In the late 1800s many of society’s certainties were undermined. Marx demonstrated that social class was created, not inherent; Freud boiled down human individuality to an animalistic sex drive; Darwin provided evidence that the Bible might not be literally true; and Nietzsche argued that even the most deeply-held ethical principles were simply constructions.

Modernism was first reflected in art coming out of Europe's major cities, particularly Paris. Modernism spread to all parts of the world and to other human endeavors in cultural attitudes and concerns. It was an attempt to find relevancy and reaffirmation of the worth of human endeavors in the midst of great change.

Last Updated on
An illustration of the letter 'A' in a speech bubbles

What is "modernism"?

Modernism is broadly applied to "writing marked by a strong and conscious break with tradition" (Holman and Harmon, A Handbook to Literature, sixth edition).  Modernism represents a literary period in which authors are disenchanted with the time period preceding it and rebel and explore and experiment with ideas and techniques which previous "masters" would have frowned upon.

Modernism is considered experimental and different from what one had been accustomed to before WWI.  There are many characteristics which apply to writing that fits in this category, although the writing may not evidence of every single one of them to be considered "modernist."  Some of those include a sense of alienation, loss, despair, and focus on the individual rather than society as a whole.  Modernism tends to reject traditional ideals and conventions.  In many ways, it is a rebellion against realism and naturalism.  Stream of consciousness in Virginia Woolf's work as well as the sexual content of D. H. Lawrence and other subject matter that was considered questionable would fall into this category.  The work of T. S. Eliot ("The Wasteland") and George Bernard Shaw would qualify as Modernism, as would the psychological theories of Freud and Jung.

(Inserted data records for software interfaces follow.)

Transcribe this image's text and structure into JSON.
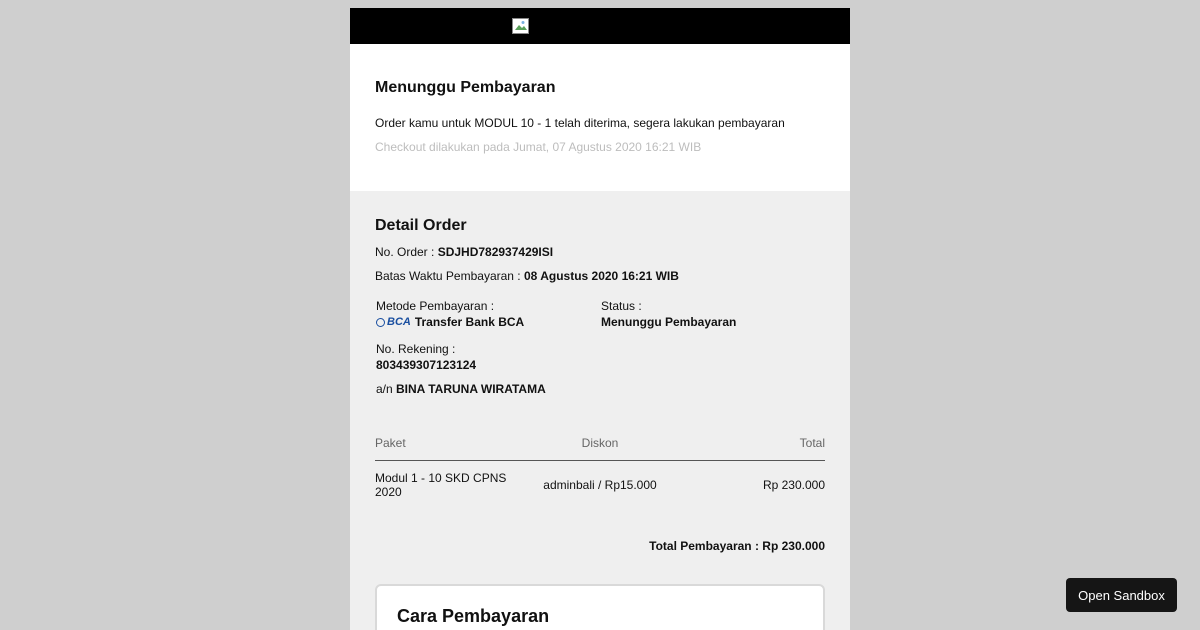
{
  "header": {
    "logo_icon": "broken-image-icon"
  },
  "top": {
    "title": "Menunggu Pembayaran",
    "description": "Order kamu untuk MODUL 10 - 1 telah diterima, segera lakukan pembayaran",
    "checkout": "Checkout dilakukan pada Jumat, 07 Agustus 2020 16:21 WIB"
  },
  "detail": {
    "title": "Detail Order",
    "order_label": "No. Order : ",
    "order_value": "SDJHD782937429ISI",
    "deadline_label": "Batas Waktu Pembayaran : ",
    "deadline_value": "08 Agustus 2020 16:21 WIB",
    "method_label": "Metode Pembayaran :",
    "bank_logo": "BCA",
    "method_value": "Transfer Bank BCA",
    "status_label": "Status :",
    "status_value": "Menunggu Pembayaran",
    "account_label": "No. Rekening :",
    "account_value": "803439307123124",
    "holder_prefix": "a/n ",
    "holder_value": "BINA TARUNA WIRATAMA"
  },
  "table": {
    "headers": [
      "Paket",
      "Diskon",
      "Total"
    ],
    "rows": [
      {
        "paket": "Modul 1 - 10 SKD CPNS 2020",
        "diskon": "adminbali / Rp15.000",
        "total": "Rp 230.000"
      }
    ]
  },
  "total_payment": "Total Pembayaran : Rp 230.000",
  "cara": {
    "title": "Cara Pembayaran"
  },
  "sandbox": {
    "label": "Open Sandbox"
  },
  "colors": {
    "background": "#cfcfcf",
    "header": "#000000",
    "bca_blue": "#1a4fa0"
  }
}
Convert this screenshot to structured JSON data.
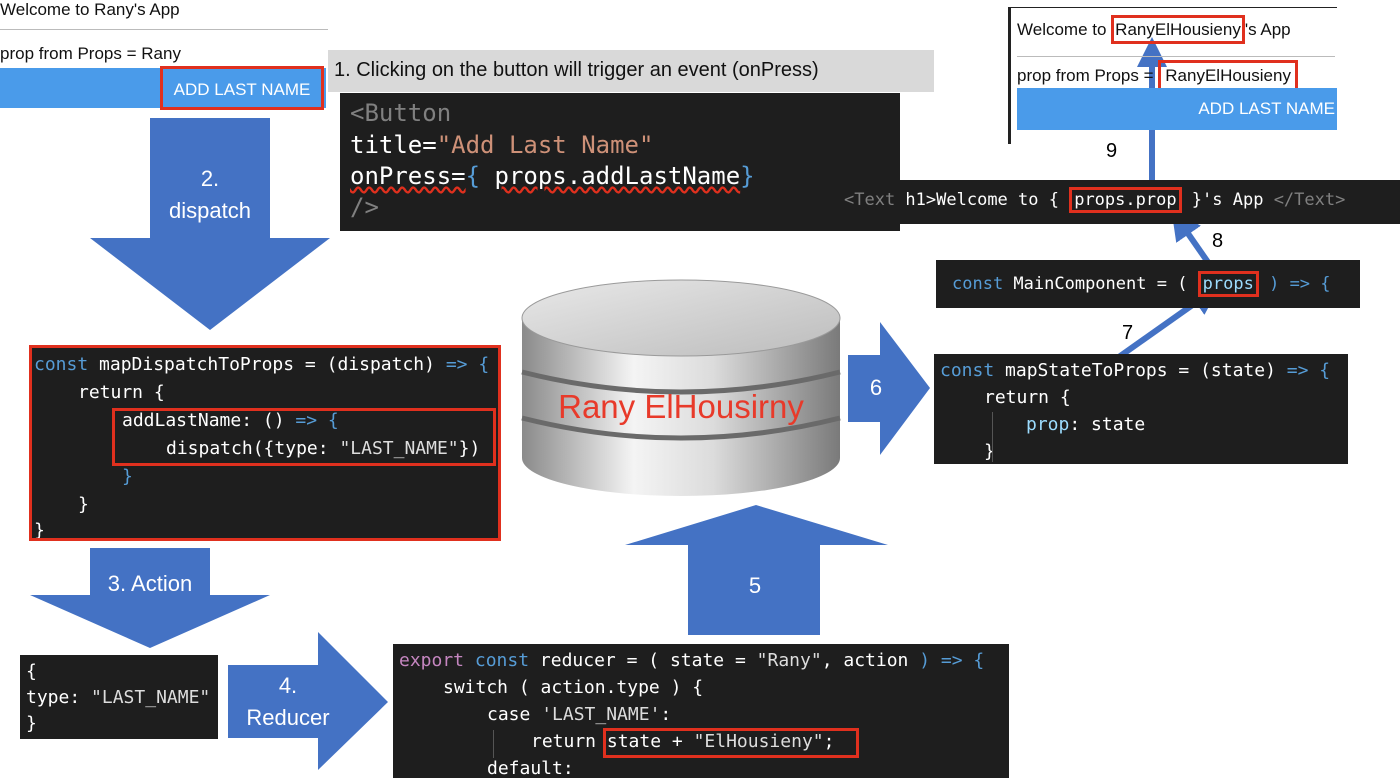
{
  "app_top_left": {
    "welcome": "Welcome to Rany's App",
    "prop_line": "prop from Props = Rany",
    "button": "ADD LAST NAME"
  },
  "app_top_right": {
    "welcome_prefix": "Welcome to ",
    "welcome_name": "RanyElHousieny",
    "welcome_suffix": "'s App",
    "prop_prefix": "prop from Props = ",
    "prop_value": "RanyElHousieny",
    "button": "ADD LAST NAME"
  },
  "step1_caption": "1. Clicking on the button will trigger an event (onPress)",
  "button_code": {
    "l1": "<Button",
    "l2_attr": "title=",
    "l2_val": "\"Add Last Name\"",
    "l3_attr": "onPress=",
    "l3_open": "{ ",
    "l3_expr": "props.addLastName",
    "l3_close": "}",
    "l4": "/>"
  },
  "text_code": {
    "open": "<Text",
    "attr": " h1>",
    "text1": "Welcome to { ",
    "expr": "props.prop",
    "text2": " }'s App ",
    "close": "</Text>"
  },
  "main_component_code": {
    "kw": "const",
    "name": " MainComponent",
    "eq": " = ( ",
    "param": "props",
    "arrow": " ) => {"
  },
  "map_state_code": {
    "l1_kw": "const",
    "l1_name": " mapStateToProps",
    "l1_rest": " = (state) ",
    "l1_arrow": "=> {",
    "l2_kw": "return",
    "l2_rest": " {",
    "l3_key": "prop",
    "l3_val": ": state",
    "l4": "}"
  },
  "map_dispatch_code": {
    "l1_kw": "const",
    "l1_name": " mapDispatchToProps",
    "l1_rest": " = (dispatch) ",
    "l1_arrow": "=> {",
    "l2_kw": "return",
    "l2_rest": " {",
    "l3_name": "addLastName",
    "l3_rest": ": () ",
    "l3_arrow": "=> {",
    "l4_fn": "dispatch",
    "l4_open": "({",
    "l4_key": "type",
    "l4_colon": ": ",
    "l4_val": "\"LAST_NAME\"",
    "l4_close": "})",
    "l5": "}",
    "l6": "}",
    "l7": "}"
  },
  "action_code": {
    "l1": "{",
    "l2_key": "type",
    "l2_colon": ": ",
    "l2_val": "\"LAST_NAME\"",
    "l3": "}"
  },
  "reducer_code": {
    "l1_export": "export",
    "l1_kw": " const",
    "l1_name": " reducer",
    "l1_eq": " = ( ",
    "l1_state": "state",
    "l1_eq2": " = ",
    "l1_def": "\"Rany\"",
    "l1_comma": ", ",
    "l1_action": "action",
    "l1_arrow": " ) => {",
    "l2_kw": "switch",
    "l2_open": " ( ",
    "l2_expr": "action.type",
    "l2_close": " ) {",
    "l3_kw": "case",
    "l3_val": " 'LAST_NAME'",
    "l3_colon": ":",
    "l4_kw": "return",
    "l4_state": " state",
    "l4_plus": " + ",
    "l4_str": "\"ElHousieny\"",
    "l4_semi": ";",
    "l5": "default:"
  },
  "store_label": "Rany ElHousirny",
  "arrows": {
    "a2_num": "2.",
    "a2_text": "dispatch",
    "a3": "3. Action",
    "a4_num": "4.",
    "a4_text": "Reducer",
    "a5": "5",
    "a6": "6",
    "a7": "7",
    "a8": "8",
    "a9": "9"
  },
  "colors": {
    "arrow_blue": "#4472c4",
    "highlight_red": "#e0301e",
    "button_blue": "#4a9bea",
    "code_bg": "#1e1e1e",
    "store_text": "#e83a2a"
  }
}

I have included some other sources on this type of criticism and writing for you to peruse.  Good Luck!

See eNotes Ad-Free

Start your 48-hour free trial to get access to more than 30,000 additional guides and more than 350,000 Homework Help questions answered by our experts.

Get 48 Hours Free Access
Last Updated on